> _Task to carry out_
Report back every line below that carries the word "컨트롤러".

> _Source material_
= Beginning of Section =

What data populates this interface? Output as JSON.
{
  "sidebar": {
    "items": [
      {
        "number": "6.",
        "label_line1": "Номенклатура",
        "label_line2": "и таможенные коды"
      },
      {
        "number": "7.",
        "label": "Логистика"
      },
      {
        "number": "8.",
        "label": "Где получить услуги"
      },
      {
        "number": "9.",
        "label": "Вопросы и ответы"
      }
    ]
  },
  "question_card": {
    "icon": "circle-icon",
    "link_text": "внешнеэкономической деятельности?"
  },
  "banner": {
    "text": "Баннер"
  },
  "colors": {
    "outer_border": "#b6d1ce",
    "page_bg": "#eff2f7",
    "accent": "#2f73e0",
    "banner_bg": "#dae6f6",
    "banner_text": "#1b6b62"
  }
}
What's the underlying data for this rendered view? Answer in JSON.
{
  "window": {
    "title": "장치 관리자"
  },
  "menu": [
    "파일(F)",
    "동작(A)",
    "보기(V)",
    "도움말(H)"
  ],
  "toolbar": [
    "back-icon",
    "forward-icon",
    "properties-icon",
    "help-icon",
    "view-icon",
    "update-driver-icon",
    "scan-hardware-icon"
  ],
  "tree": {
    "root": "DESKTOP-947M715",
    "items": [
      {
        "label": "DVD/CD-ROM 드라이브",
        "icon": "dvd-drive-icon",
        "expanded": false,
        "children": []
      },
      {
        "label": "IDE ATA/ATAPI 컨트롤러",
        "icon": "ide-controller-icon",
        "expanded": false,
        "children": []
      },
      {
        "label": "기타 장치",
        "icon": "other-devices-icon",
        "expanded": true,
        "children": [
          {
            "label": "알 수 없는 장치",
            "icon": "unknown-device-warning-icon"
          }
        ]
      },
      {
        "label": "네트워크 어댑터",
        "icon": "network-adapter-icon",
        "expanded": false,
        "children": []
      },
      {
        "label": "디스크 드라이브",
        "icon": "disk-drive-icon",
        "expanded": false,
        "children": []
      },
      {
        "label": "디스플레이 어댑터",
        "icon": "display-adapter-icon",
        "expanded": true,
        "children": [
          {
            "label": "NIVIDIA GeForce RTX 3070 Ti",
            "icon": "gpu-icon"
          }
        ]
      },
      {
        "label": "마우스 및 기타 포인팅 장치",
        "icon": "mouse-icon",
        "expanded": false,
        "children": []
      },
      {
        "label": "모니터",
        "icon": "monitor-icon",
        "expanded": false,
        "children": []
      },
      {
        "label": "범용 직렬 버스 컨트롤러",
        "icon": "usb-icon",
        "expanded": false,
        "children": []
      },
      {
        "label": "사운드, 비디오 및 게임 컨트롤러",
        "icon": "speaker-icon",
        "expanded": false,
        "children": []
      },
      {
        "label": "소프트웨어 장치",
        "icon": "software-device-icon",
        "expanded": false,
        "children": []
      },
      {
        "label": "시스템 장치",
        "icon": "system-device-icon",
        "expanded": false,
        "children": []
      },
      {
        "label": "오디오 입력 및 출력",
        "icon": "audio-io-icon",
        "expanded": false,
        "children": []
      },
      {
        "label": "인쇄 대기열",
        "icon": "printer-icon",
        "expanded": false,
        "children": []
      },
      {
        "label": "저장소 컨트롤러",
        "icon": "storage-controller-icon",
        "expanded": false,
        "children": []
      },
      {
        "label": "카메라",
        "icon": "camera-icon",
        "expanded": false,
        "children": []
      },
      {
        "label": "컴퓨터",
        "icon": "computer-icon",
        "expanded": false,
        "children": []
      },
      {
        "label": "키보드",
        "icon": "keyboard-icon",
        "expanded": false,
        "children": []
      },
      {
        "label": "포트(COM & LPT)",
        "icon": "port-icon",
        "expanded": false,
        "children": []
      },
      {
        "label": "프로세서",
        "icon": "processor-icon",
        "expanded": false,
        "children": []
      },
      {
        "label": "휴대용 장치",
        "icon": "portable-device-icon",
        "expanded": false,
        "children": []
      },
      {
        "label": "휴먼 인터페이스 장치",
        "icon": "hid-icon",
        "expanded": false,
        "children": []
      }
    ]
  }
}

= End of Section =

> _Output of the task_
        "label": "IDE ATA/ATAPI 컨트롤러",
        "label": "범용 직렬 버스 컨트롤러",
        "label": "사운드, 비디오 및 게임 컨트롤러",
        "label": "저장소 컨트롤러",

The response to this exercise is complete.